[Provided information Boundary: Start]

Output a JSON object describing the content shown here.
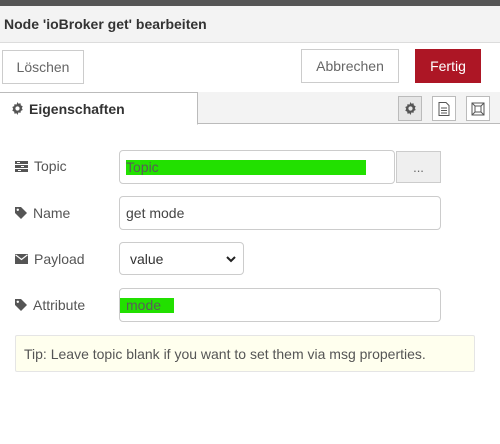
{
  "header": {
    "title": "Node 'ioBroker get' bearbeiten"
  },
  "buttons": {
    "delete": "Löschen",
    "cancel": "Abbrechen",
    "done": "Fertig"
  },
  "tabs": {
    "active_label": "Eigenschaften",
    "icons": [
      "gear-icon",
      "document-icon",
      "frame-icon"
    ]
  },
  "form": {
    "topic": {
      "label": "Topic",
      "value": "Topic",
      "browse": "..."
    },
    "name": {
      "label": "Name",
      "value": "get mode"
    },
    "payload": {
      "label": "Payload",
      "selected": "value"
    },
    "attribute": {
      "label": "Attribute",
      "value": "mode"
    }
  },
  "tip": "Tip: Leave topic blank if you want to set them via msg properties.",
  "colors": {
    "accent": "#ad1625",
    "highlight": "#22e000",
    "tip_bg": "#ffffee"
  }
}
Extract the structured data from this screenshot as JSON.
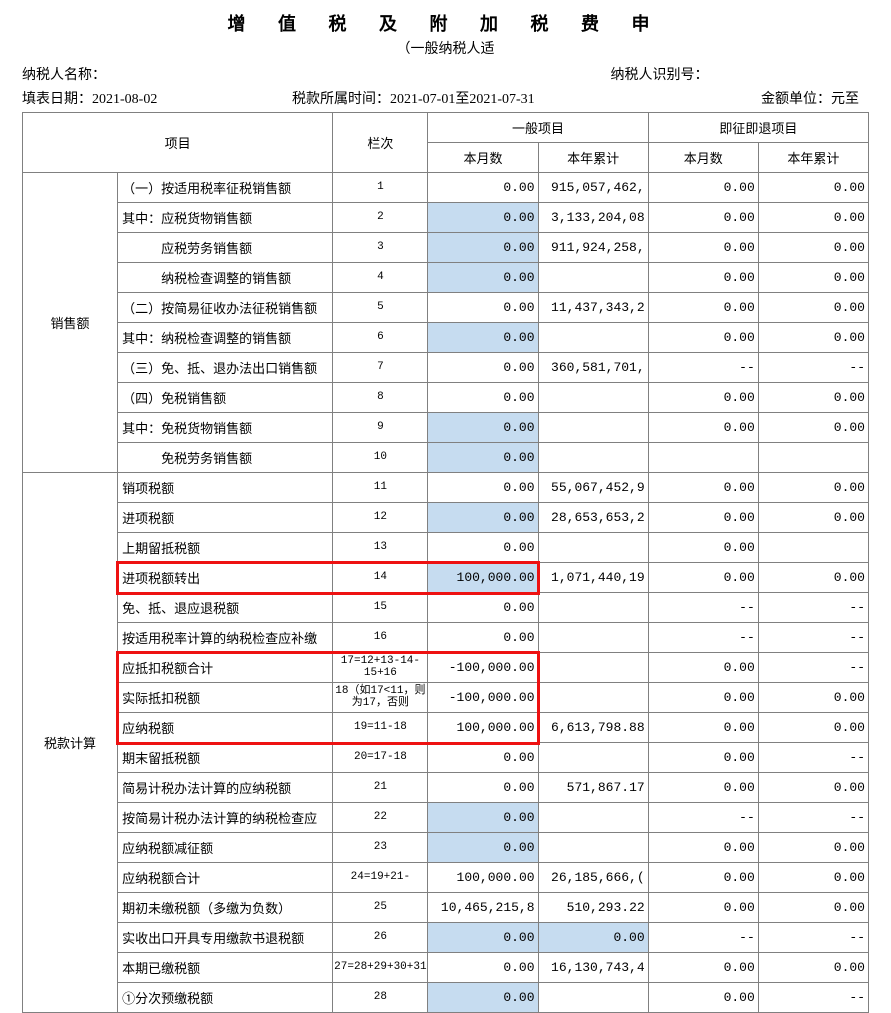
{
  "title": "增 值 税 及 附 加 税 费 申",
  "subtitle": "（一般纳税人适",
  "meta": {
    "name_lbl": "纳税人名称：",
    "id_lbl": "纳税人识别号：",
    "fill_date_lbl": "填表日期：",
    "fill_date": "2021-08-02",
    "period_lbl": "税款所属时间：",
    "period": "2021-07-01至2021-07-31",
    "unit_lbl": "金额单位：元至"
  },
  "hdr": {
    "xm": "项目",
    "lc": "栏次",
    "yb": "一般项目",
    "jz": "即征即退项目",
    "bys": "本月数",
    "bnlj": "本年累计"
  },
  "cat": {
    "sales": "销售额",
    "tax": "税款计算"
  },
  "rows": [
    {
      "cat": "sales",
      "lbl": "（一）按适用税率征税销售额",
      "col": "1",
      "a": {
        "t": "p",
        "v": "0.00"
      },
      "b": "915,057,462,",
      "c": "0.00",
      "d": "0.00"
    },
    {
      "cat": "sales",
      "lbl": "其中：应税货物销售额",
      "col": "2",
      "a": {
        "t": "i",
        "v": "0.00"
      },
      "b": "3,133,204,08",
      "c": "0.00",
      "d": "0.00"
    },
    {
      "cat": "sales",
      "lbl": "　　　应税劳务销售额",
      "col": "3",
      "a": {
        "t": "i",
        "v": "0.00"
      },
      "b": "911,924,258,",
      "c": "0.00",
      "d": "0.00"
    },
    {
      "cat": "sales",
      "lbl": "　　　纳税检查调整的销售额",
      "col": "4",
      "a": {
        "t": "i",
        "v": "0.00"
      },
      "b": "",
      "c": "0.00",
      "d": "0.00"
    },
    {
      "cat": "sales",
      "lbl": "（二）按简易征收办法征税销售额",
      "col": "5",
      "a": {
        "t": "p",
        "v": "0.00"
      },
      "b": "11,437,343,2",
      "c": "0.00",
      "d": "0.00"
    },
    {
      "cat": "sales",
      "lbl": "其中：纳税检查调整的销售额",
      "col": "6",
      "a": {
        "t": "i",
        "v": "0.00"
      },
      "b": "",
      "c": "0.00",
      "d": "0.00"
    },
    {
      "cat": "sales",
      "lbl": "（三）免、抵、退办法出口销售额",
      "col": "7",
      "a": {
        "t": "p",
        "v": "0.00"
      },
      "b": "360,581,701,",
      "c": "--",
      "d": "--"
    },
    {
      "cat": "sales",
      "lbl": "（四）免税销售额",
      "col": "8",
      "a": {
        "t": "p",
        "v": "0.00"
      },
      "b": "",
      "c": "0.00",
      "d": "0.00"
    },
    {
      "cat": "sales",
      "lbl": "其中：免税货物销售额",
      "col": "9",
      "a": {
        "t": "i",
        "v": "0.00"
      },
      "b": "",
      "c": "0.00",
      "d": "0.00"
    },
    {
      "cat": "sales",
      "lbl": "　　　免税劳务销售额",
      "col": "10",
      "a": {
        "t": "i",
        "v": "0.00"
      },
      "b": "",
      "c": "",
      "d": ""
    },
    {
      "cat": "tax",
      "lbl": "销项税额",
      "col": "11",
      "a": {
        "t": "p",
        "v": "0.00"
      },
      "b": "55,067,452,9",
      "c": "0.00",
      "d": "0.00"
    },
    {
      "cat": "tax",
      "lbl": "进项税额",
      "col": "12",
      "a": {
        "t": "i",
        "v": "0.00"
      },
      "b": "28,653,653,2",
      "c": "0.00",
      "d": "0.00"
    },
    {
      "cat": "tax",
      "lbl": "上期留抵税额",
      "col": "13",
      "a": {
        "t": "p",
        "v": "0.00"
      },
      "b": "",
      "c": "0.00",
      "d": ""
    },
    {
      "cat": "tax",
      "lbl": "进项税额转出",
      "col": "14",
      "a": {
        "t": "i",
        "v": "100,000.00"
      },
      "b": "1,071,440,19",
      "c": "0.00",
      "d": "0.00",
      "hl": "row14"
    },
    {
      "cat": "tax",
      "lbl": "免、抵、退应退税额",
      "col": "15",
      "a": {
        "t": "p",
        "v": "0.00"
      },
      "b": "",
      "c": "--",
      "d": "--"
    },
    {
      "cat": "tax",
      "lbl": "按适用税率计算的纳税检查应补缴",
      "col": "16",
      "a": {
        "t": "p",
        "v": "0.00"
      },
      "b": "",
      "c": "--",
      "d": "--"
    },
    {
      "cat": "tax",
      "lbl": "应抵扣税额合计",
      "col": "17=12+13-14-15+16",
      "a": {
        "t": "p",
        "v": "-100,000.00"
      },
      "b": "",
      "c": "0.00",
      "d": "--",
      "hl": "blk"
    },
    {
      "cat": "tax",
      "lbl": "实际抵扣税额",
      "col": "18（如17<11，则为17，否则",
      "a": {
        "t": "p",
        "v": "-100,000.00"
      },
      "b": "",
      "c": "0.00",
      "d": "0.00",
      "hl": "blk"
    },
    {
      "cat": "tax",
      "lbl": "应纳税额",
      "col": "19=11-18",
      "a": {
        "t": "p",
        "v": "100,000.00"
      },
      "b": "6,613,798.88",
      "c": "0.00",
      "d": "0.00",
      "hl": "blk"
    },
    {
      "cat": "tax",
      "lbl": "期末留抵税额",
      "col": "20=17-18",
      "a": {
        "t": "p",
        "v": "0.00"
      },
      "b": "",
      "c": "0.00",
      "d": "--"
    },
    {
      "cat": "tax",
      "lbl": "简易计税办法计算的应纳税额",
      "col": "21",
      "a": {
        "t": "p",
        "v": "0.00"
      },
      "b": "571,867.17",
      "c": "0.00",
      "d": "0.00"
    },
    {
      "cat": "tax",
      "lbl": "按简易计税办法计算的纳税检查应",
      "col": "22",
      "a": {
        "t": "i",
        "v": "0.00"
      },
      "b": "",
      "c": "--",
      "d": "--"
    },
    {
      "cat": "tax",
      "lbl": "应纳税额减征额",
      "col": "23",
      "a": {
        "t": "i",
        "v": "0.00"
      },
      "b": "",
      "c": "0.00",
      "d": "0.00"
    },
    {
      "cat": "tax",
      "lbl": "应纳税额合计",
      "col": "24=19+21-",
      "a": {
        "t": "p",
        "v": "100,000.00"
      },
      "b": "26,185,666,(",
      "c": "0.00",
      "d": "0.00"
    },
    {
      "cat": "tax",
      "lbl": "期初未缴税额（多缴为负数）",
      "col": "25",
      "a": {
        "t": "p",
        "v": "10,465,215,8"
      },
      "b": "510,293.22",
      "c": "0.00",
      "d": "0.00"
    },
    {
      "cat": "tax",
      "lbl": "实收出口开具专用缴款书退税额",
      "col": "26",
      "a": {
        "t": "i",
        "v": "0.00"
      },
      "b": {
        "t": "i",
        "v": "0.00"
      },
      "c": "--",
      "d": "--"
    },
    {
      "cat": "tax",
      "lbl": "本期已缴税额",
      "col": "27=28+29+30+31",
      "a": {
        "t": "p",
        "v": "0.00"
      },
      "b": "16,130,743,4",
      "c": "0.00",
      "d": "0.00"
    },
    {
      "cat": "tax",
      "lbl": "①分次预缴税额",
      "col": "28",
      "a": {
        "t": "i",
        "v": "0.00"
      },
      "b": "",
      "c": "0.00",
      "d": "--"
    }
  ]
}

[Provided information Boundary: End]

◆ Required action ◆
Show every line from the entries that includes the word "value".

◆ Your response ◆
      "value": "Topic",
      "value": "get mode"
      "selected": "value"
      "value": "mode"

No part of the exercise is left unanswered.